With speakers, things aren’t nearly so simple. Just about every company that makes speakers (other than Bose) will provide a list of specs including impedance, sensitivity measured in db/W/m, and frequency response. Companies with access to an anechoic chamber can use that to completely isolate the speaker and measure its pure frequency response with no outside interference. Lacking that, the use of ample amounts of absorption and close mic placement for measuring can provide at least an approximation of what anechoic measurements would look like.
Here’s the thing though, your room isn’t an anechoic chamber, nor would you want it to be. Even very quiet rooms will have a level of background noise that will measure at least in the mid 20dB range, and the typical room will be above 30dB. In contrast, the current world record holder for quietest space on earth is Microsoft’s anechoic chamber, which measures just over -20dB. Yes, negative 20dB. This is about as quiet as it’s literally possible to get – air molecules bouncing off of each other create a background noise of around -23dB. If you want less than that, you’ll need a ticket to space [One of these days Dave – POW! Straight to the moon! -Alex]. We humans simply aren’t accustomed to an environment where there is no sound. Stepping into an anechoic chamber is like entering an alien world, one where you can hear your heart beating, your blood pumping, and if you have even the tiniest bit of tinnitus, you’ll know about it.
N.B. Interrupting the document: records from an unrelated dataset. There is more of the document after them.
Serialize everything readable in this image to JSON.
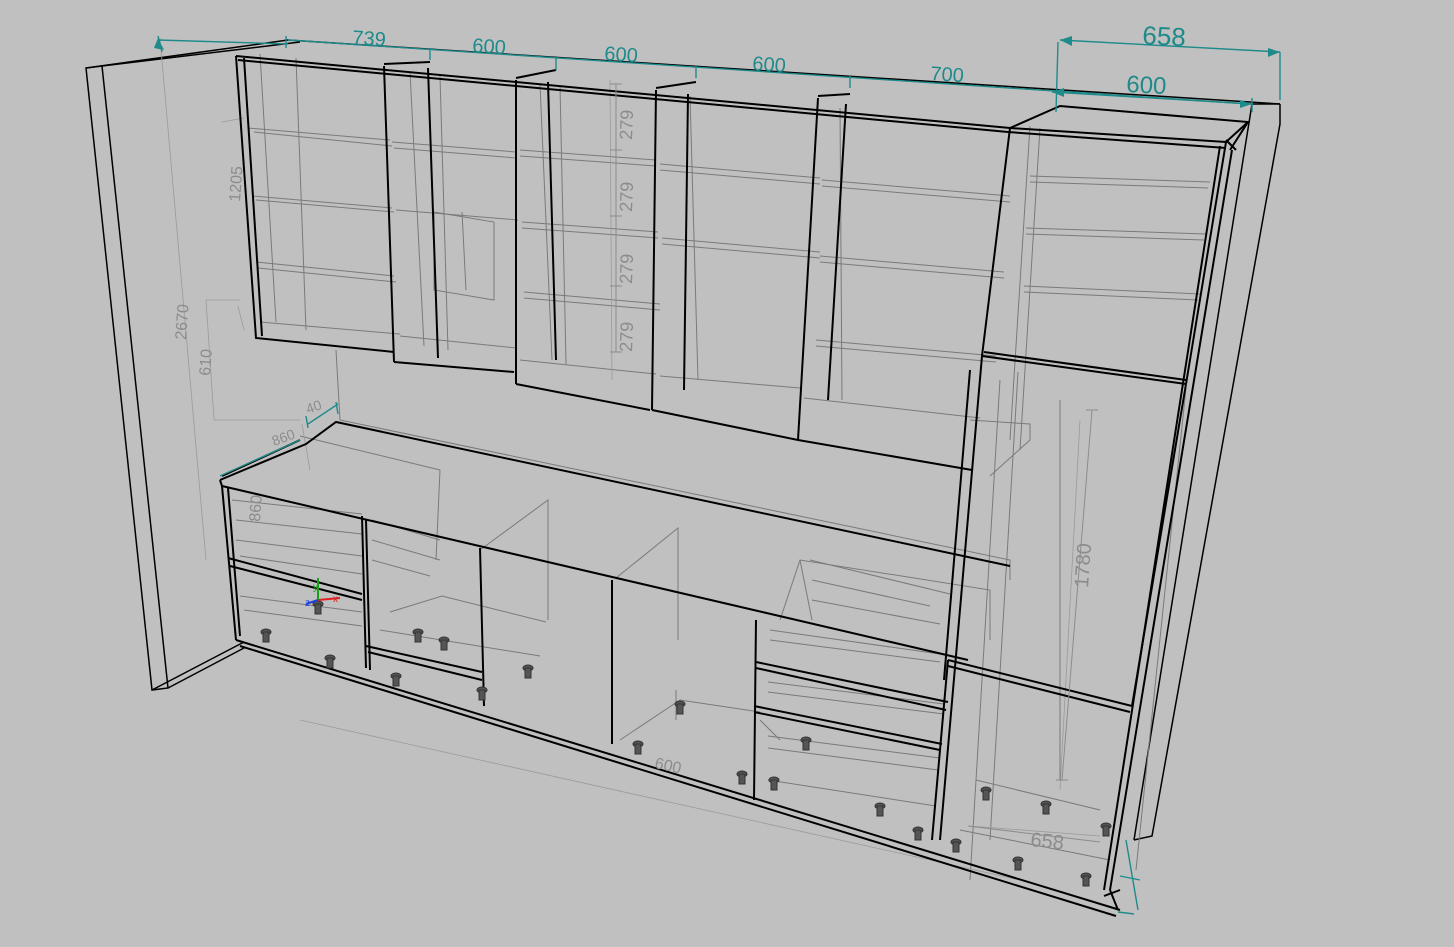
{
  "colors": {
    "background": "#c0c0c0",
    "edge_dark": "#000000",
    "edge_mid": "#1e1e1e",
    "edge_hidden": "#7a7a7a",
    "edge_faint": "#9a9a9a",
    "dimension_primary": "#1f8a8a",
    "dimension_secondary": "#8c8c8c",
    "axis_x": "#e02020",
    "axis_y": "#18a018",
    "axis_z": "#2040e0"
  },
  "dimensions_top": {
    "d1": "739",
    "d2": "600",
    "d3": "600",
    "d4": "600",
    "d5": "700",
    "d6": "658",
    "d7": "600"
  },
  "dimensions_side": {
    "total_height": "2670",
    "upper_height": "1205",
    "gap_height": "610",
    "base_depth_a": "860",
    "base_depth_b": "860",
    "base_height": "860",
    "countertop_thickness": "40",
    "shelf_1": "279",
    "shelf_2": "279",
    "shelf_3": "279",
    "shelf_4": "279",
    "tall_unit_height": "1780",
    "tall_unit_depth": "658",
    "plinth_depth": "600"
  },
  "axis_gizmo": {
    "x_label": "x",
    "y_label": "y",
    "z_label": "z",
    "icon": "axis-gizmo-icon"
  }
}
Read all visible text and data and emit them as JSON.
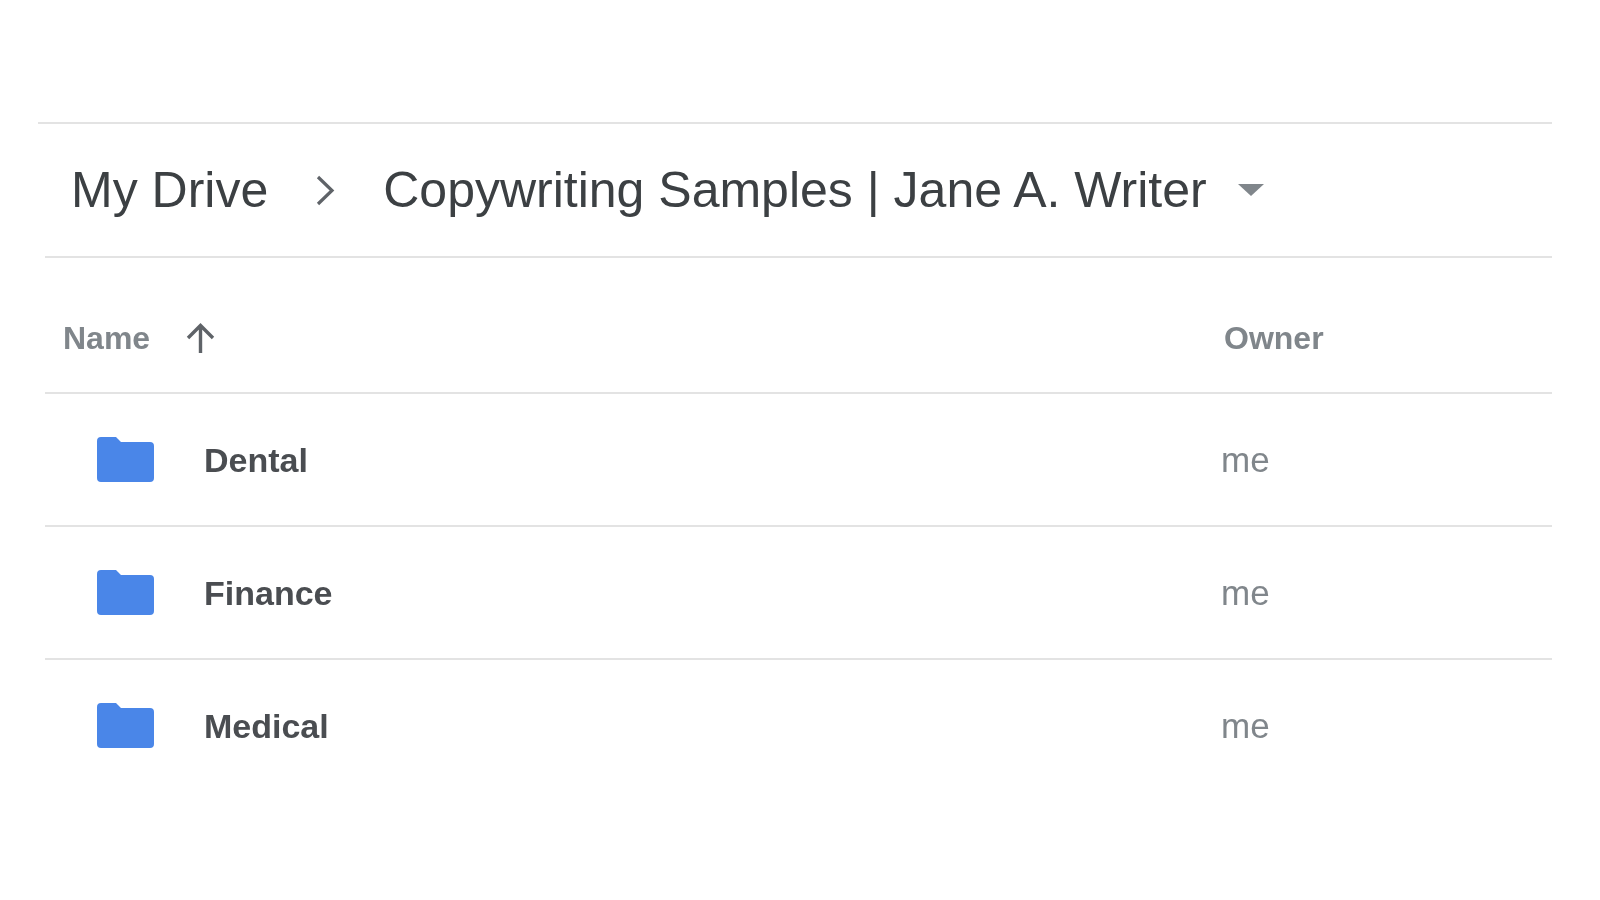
{
  "breadcrumb": {
    "items": [
      {
        "label": "My Drive",
        "menu": false
      },
      {
        "label": "Copywriting Samples | Jane A. Writer",
        "menu": true
      }
    ]
  },
  "table": {
    "columns": [
      {
        "label": "Name",
        "sorted": true
      },
      {
        "label": "Owner",
        "sorted": false
      }
    ],
    "rows": [
      {
        "name": "Dental",
        "owner": "me"
      },
      {
        "name": "Finance",
        "owner": "me"
      },
      {
        "name": "Medical",
        "owner": "me"
      }
    ]
  }
}
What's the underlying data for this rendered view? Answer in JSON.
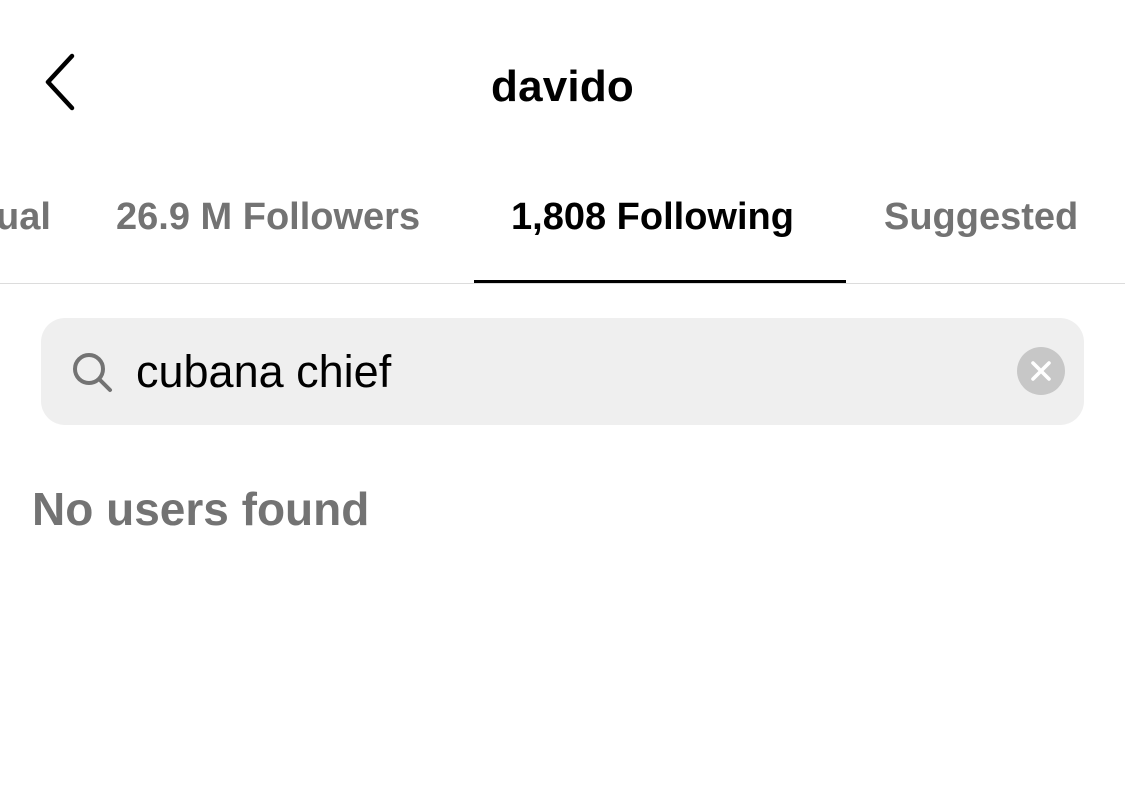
{
  "header": {
    "title": "davido",
    "back_icon": "chevron-left-icon"
  },
  "tabs": [
    {
      "label": "ual",
      "active": false
    },
    {
      "label": "26.9 M Followers",
      "active": false
    },
    {
      "label": "1,808 Following",
      "active": true
    },
    {
      "label": "Suggested",
      "active": false
    }
  ],
  "search": {
    "icon": "search-icon",
    "value": "cubana chief",
    "clear_icon": "clear-icon"
  },
  "results": {
    "empty_message": "No users found"
  },
  "colors": {
    "text_primary": "#000000",
    "text_secondary": "#737373",
    "search_background": "#efefef",
    "clear_button": "#c7c7c7",
    "divider": "#dcdcdc"
  }
}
In addition to having no background SPL, anechoic chambers also have no sonically reflective surfaces, which is another thing we aren’t used to. Live musicians playing in an anechoic chamber would sound awful. This is because it’s not just the direct sound from the instrument itself, but the combination of direct and reflected sound that makes music sound good. The reason Vienna’s Musikverein is world famous for its sound is due to the acoustic design of the hall.
So while a certain amount of reflection is required for good sound, room reflections can also turn those fancy new speakers with a rated response of 30Hz-20kHz +/- 3dB into 30Hz-20kHz +/- 20dB or more when actual room response is measured. In order to fix that, acoustic room treatments are required. EQ and DSP can also help to some degree, but they are more of a band-aid than a real solution, and there are certain room interactions that they simply can’t do anything about. Before you can get to treating the room however, you first need to figure out where your going to put your speakers, and yourself.
There are volumes of information out there on speaker positioning, so rather than delve really deeply into that here, I’ll simply invite you to seek out those sources if you’re interested in the topic, as the purpose of this series is much more about solving room issues with acoustic treatments than how and why you should place your speakers where. Instead, I’ll simply tell you what I did. My living room area is about 14.5’ wide x 10’ deep. Due to the layout of my apartment, placing the speakers on the short wall was not possible, they had to go on the long wall. I started off with the speakers in the generally recommended equilateral triangle arrangement, 7.5’ from the listening position, and 7.5’ from each other. After some experimentation, this is the arrangement that sounded best.
Next on the list was toe-in, or the angle that each speaker is turned inward toward the listener. There is no “correct” amount of toe-in. Some speakers are designed for none at all, and have an elevated on-axis treble response to compensate for the normal high frequency roll-off that occurs off-axis, and these speakers will sound much too bright if pointed right at you instead of straight into the room. In the case of my Virgos, Audio Physic recommends either a significant amount of toe-in so that imaginary straight lines drawn out from each tweeter will cross each other in front of the listening position, or a moderate amount so that these lines would cross behind the listening position. I’ve tried the former before and haven’t liked the results, and indeed that was the case with the Virgos as well. In the end I settled on about 1.75” of toe-in so that the tweeters crossed behind the listening position, which provided the best balance of soundstaging and imaging. With more toe-in, the soundstage width shrank unnecessarily, and with less, imaging lost coherence, and the sound seemed to separate into three distinct “left, center, and right” pieces instead of a whole. The bottom line here is that when you take home a new pair of speakers, you need to experiment for yourself of what toe-in makes sense for your room. Again, there is no “right” answer here. Just play with them until they sound right and you’re done.
With the speakers set, it was then time to start working on the room, which I will begin to cover next time in part 2.